__WORK TASK__:
Print all records exactly, leaving nothing out.

─── EXERCISE DATA

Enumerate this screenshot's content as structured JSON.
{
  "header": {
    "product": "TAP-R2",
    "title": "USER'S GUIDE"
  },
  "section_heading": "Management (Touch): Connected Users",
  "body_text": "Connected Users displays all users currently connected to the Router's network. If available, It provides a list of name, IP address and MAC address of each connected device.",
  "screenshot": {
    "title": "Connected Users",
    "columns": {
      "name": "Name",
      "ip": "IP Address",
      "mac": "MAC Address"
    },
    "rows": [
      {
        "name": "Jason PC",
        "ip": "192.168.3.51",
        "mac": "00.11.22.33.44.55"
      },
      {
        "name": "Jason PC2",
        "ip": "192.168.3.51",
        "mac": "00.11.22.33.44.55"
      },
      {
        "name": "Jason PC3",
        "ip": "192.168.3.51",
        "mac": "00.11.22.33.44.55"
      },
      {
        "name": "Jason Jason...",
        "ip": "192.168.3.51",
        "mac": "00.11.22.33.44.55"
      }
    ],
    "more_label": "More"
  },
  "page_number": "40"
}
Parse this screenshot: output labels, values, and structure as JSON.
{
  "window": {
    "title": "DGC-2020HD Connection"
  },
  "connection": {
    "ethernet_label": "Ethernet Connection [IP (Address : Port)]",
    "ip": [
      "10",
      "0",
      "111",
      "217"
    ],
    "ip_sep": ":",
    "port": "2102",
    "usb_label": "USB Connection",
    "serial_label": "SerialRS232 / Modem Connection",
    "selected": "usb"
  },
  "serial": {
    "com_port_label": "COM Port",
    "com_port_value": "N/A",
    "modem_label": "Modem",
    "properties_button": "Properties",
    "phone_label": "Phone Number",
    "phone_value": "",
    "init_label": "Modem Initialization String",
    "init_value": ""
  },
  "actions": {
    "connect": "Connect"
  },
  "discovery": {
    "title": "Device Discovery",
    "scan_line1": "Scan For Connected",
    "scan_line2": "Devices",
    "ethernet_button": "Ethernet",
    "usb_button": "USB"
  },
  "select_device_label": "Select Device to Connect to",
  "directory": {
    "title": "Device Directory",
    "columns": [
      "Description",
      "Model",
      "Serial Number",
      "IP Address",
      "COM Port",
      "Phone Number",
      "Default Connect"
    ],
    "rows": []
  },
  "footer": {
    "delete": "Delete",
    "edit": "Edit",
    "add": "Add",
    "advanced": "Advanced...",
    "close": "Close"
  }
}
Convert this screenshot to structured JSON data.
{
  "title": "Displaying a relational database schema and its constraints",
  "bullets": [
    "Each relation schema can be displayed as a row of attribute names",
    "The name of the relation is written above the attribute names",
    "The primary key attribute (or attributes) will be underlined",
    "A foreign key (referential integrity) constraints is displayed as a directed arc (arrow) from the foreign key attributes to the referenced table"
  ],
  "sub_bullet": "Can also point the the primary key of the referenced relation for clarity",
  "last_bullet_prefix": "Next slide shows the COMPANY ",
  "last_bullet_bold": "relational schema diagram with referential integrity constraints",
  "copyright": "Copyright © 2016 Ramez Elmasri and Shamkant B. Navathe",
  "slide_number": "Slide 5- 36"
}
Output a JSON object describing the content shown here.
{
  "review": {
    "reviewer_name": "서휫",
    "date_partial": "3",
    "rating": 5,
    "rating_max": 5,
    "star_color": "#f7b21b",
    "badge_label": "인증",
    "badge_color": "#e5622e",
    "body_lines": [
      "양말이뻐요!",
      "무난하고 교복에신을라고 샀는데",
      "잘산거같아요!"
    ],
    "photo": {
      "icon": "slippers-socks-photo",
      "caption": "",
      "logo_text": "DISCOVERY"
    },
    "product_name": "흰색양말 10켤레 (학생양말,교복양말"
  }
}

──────

__ANSWER FOR THIS EXERCISE__:
Enumerate this screenshot's content as structured JSON.
{
  "header": {
    "product": "TAP-R2",
    "title": "USER'S GUIDE"
  },
  "section_heading": "Management (Touch): Connected Users",
  "body_text": "Connected Users displays all users currently connected to the Router's network. If available, It provides a list of name, IP address and MAC address of each connected device.",
  "screenshot": {
    "title": "Connected Users",
    "columns": {
      "name": "Name",
      "ip": "IP Address",
      "mac": "MAC Address"
    },
    "rows": [
      {
        "name": "Jason PC",
        "ip": "192.168.3.51",
        "mac": "00.11.22.33.44.55"
      },
      {
        "name": "Jason PC2",
        "ip": "192.168.3.51",
        "mac": "00.11.22.33.44.55"
      },
      {
        "name": "Jason PC3",
        "ip": "192.168.3.51",
        "mac": "00.11.22.33.44.55"
      },
      {
        "name": "Jason Jason...",
        "ip": "192.168.3.51",
        "mac": "00.11.22.33.44.55"
      }
    ],
    "more_label": "More"
  },
  "page_number": "40"
}
Parse this screenshot: output labels, values, and structure as JSON.
{
  "window": {
    "title": "DGC-2020HD Connection"
  },
  "connection": {
    "ethernet_label": "Ethernet Connection [IP (Address : Port)]",
    "ip": [
      "10",
      "0",
      "111",
      "217"
    ],
    "ip_sep": ":",
    "port": "2102",
    "usb_label": "USB Connection",
    "serial_label": "SerialRS232 / Modem Connection",
    "selected": "usb"
  },
  "serial": {
    "com_port_label": "COM Port",
    "com_port_value": "N/A",
    "modem_label": "Modem",
    "properties_button": "Properties",
    "phone_label": "Phone Number",
    "phone_value": "",
    "init_label": "Modem Initialization String",
    "init_value": ""
  },
  "actions": {
    "connect": "Connect"
  },
  "discovery": {
    "title": "Device Discovery",
    "scan_line1": "Scan For Connected",
    "scan_line2": "Devices",
    "ethernet_button": "Ethernet",
    "usb_button": "USB"
  },
  "select_device_label": "Select Device to Connect to",
  "directory": {
    "title": "Device Directory",
    "columns": [
      "Description",
      "Model",
      "Serial Number",
      "IP Address",
      "COM Port",
      "Phone Number",
      "Default Connect"
    ],
    "rows": []
  },
  "footer": {
    "delete": "Delete",
    "edit": "Edit",
    "add": "Add",
    "advanced": "Advanced...",
    "close": "Close"
  }
}
Convert this screenshot to structured JSON data.
{
  "title": "Displaying a relational database schema and its constraints",
  "bullets": [
    "Each relation schema can be displayed as a row of attribute names",
    "The name of the relation is written above the attribute names",
    "The primary key attribute (or attributes) will be underlined",
    "A foreign key (referential integrity) constraints is displayed as a directed arc (arrow) from the foreign key attributes to the referenced table"
  ],
  "sub_bullet": "Can also point the the primary key of the referenced relation for clarity",
  "last_bullet_prefix": "Next slide shows the COMPANY ",
  "last_bullet_bold": "relational schema diagram with referential integrity constraints",
  "copyright": "Copyright © 2016 Ramez Elmasri and Shamkant B. Navathe",
  "slide_number": "Slide 5- 36"
}
Output a JSON object describing the content shown here.
{
  "review": {
    "reviewer_name": "서휫",
    "date_partial": "3",
    "rating": 5,
    "rating_max": 5,
    "star_color": "#f7b21b",
    "badge_label": "인증",
    "badge_color": "#e5622e",
    "body_lines": [
      "양말이뻐요!",
      "무난하고 교복에신을라고 샀는데",
      "잘산거같아요!"
    ],
    "photo": {
      "icon": "slippers-socks-photo",
      "caption": "",
      "logo_text": "DISCOVERY"
    },
    "product_name": "흰색양말 10켤레 (학생양말,교복양말"
  }
}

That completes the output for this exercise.